2. Tehran has another motive for wanting Bandar out of the way.
In 2006, this accomplished diplomat was the live wire in a mediation maneuver which aimed at bringing Washington, Riyadh and Tehran together for a breakthrough understanding on the burning questions of Iran’s nuclear program, Iraq, Syria, Lebanon and the Palestinians.
Setting dovish princes against the hawks
To this day, Iran’s rulers suspect Bandar, a former Saudi ambassador in Washington, of secretly working against them in this effort and have marked him out for payback.
They also have an eye to the future. Since the king dropped Bandar, the non-Sudairi Prince Muqrin, director of the General Intelligence Service, is the address in Riyadh for important matters. Tehran finds him easy to work with and has singled him out as its man in the Saudi capital. This means that if a non-Sudairi candidate is crowned king, Muqrin will be expected to lobby the future monarch to accommodate Tehran.
3. Iran’s Riyadh watchers have concluded that the rising generation of Saudi princes (40-50 years old) is far less sensitive to Iran’s nuclear threat to the kingdom than the incumbent rulers. Many of these “youngsters” would opt for a neutral stance in the US-Israel quarrel with Iran over its nuclear aspirations, and move away from the classical Saudi position, endorsed by the US, which urges the development of a domestic nuclear weapons program and/or a foreign nuclear umbrella solicited from Pakistan or perhaps India.
It is this generation of princes, more dovish than the Sudairis, which Tehran would like to cultivate.
4. Another princely faction of interest to Tehran opposes the extreme anti-Syrian policies of King Abdullah – or rather his close advisers, which they see as hindering an understanding between Tehran, Damascus and Washington for a pax Irana in Lebanon.
DEBKA-Net-Weekly‘s Gulf sources comment that if it had been suggested a year ago that Iran would have the temerity to meddle in internal Saudi politics, no one would have taken it seriously.
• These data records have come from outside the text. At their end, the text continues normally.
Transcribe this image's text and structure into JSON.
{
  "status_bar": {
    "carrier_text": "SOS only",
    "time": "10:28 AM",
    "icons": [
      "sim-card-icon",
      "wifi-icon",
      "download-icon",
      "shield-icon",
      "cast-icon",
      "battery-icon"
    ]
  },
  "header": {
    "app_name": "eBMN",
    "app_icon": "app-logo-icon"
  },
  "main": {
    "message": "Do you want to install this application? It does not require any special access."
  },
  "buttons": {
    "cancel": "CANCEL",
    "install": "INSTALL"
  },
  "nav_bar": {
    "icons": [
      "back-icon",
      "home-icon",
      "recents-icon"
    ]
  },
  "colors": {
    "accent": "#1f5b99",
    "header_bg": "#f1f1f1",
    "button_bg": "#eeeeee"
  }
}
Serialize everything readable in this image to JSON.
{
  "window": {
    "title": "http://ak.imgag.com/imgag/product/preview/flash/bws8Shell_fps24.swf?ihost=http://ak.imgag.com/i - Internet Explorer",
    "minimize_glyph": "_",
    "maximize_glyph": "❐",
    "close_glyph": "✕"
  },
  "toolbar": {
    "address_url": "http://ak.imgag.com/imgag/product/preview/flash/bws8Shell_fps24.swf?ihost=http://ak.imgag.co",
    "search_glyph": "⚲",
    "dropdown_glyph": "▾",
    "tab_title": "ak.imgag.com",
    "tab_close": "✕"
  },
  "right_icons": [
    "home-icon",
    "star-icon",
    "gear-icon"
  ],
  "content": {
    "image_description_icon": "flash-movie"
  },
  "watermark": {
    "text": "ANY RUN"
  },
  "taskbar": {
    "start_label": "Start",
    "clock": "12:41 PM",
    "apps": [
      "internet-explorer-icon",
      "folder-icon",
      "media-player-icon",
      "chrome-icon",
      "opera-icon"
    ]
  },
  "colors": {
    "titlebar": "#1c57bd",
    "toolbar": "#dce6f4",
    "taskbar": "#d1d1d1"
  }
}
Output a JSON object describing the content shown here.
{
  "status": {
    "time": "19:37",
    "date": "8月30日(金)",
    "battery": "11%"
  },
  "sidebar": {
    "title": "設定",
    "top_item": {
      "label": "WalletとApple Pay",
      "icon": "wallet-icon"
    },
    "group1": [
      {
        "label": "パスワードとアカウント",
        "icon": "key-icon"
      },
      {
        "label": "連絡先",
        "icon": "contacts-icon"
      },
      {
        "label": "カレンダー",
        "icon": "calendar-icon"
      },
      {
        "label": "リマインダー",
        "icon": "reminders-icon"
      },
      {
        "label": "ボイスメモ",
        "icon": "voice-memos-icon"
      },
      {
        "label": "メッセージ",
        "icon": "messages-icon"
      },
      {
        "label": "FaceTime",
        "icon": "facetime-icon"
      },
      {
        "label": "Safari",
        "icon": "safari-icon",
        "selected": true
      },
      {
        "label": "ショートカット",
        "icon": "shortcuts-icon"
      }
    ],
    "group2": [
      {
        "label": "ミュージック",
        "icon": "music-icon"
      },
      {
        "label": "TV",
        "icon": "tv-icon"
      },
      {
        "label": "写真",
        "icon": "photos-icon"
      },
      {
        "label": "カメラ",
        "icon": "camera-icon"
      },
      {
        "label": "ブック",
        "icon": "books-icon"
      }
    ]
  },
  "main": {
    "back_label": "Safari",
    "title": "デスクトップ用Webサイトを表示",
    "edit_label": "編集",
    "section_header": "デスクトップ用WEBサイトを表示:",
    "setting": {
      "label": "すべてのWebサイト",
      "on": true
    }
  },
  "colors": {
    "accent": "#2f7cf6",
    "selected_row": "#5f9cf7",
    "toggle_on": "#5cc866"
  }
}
But in April 2008, having got away with roaring towards its goal of a nuclear bomb and making destructive inroads on Arab lands, the Islamic rulers of Tehran feel they are riding high. Impervious to the sanctions clamped down by the UN and the Untied States, they see no effective punishment awaiting them for punching America in the eye and taking liberties with its key ally in the region Saudi Arabia.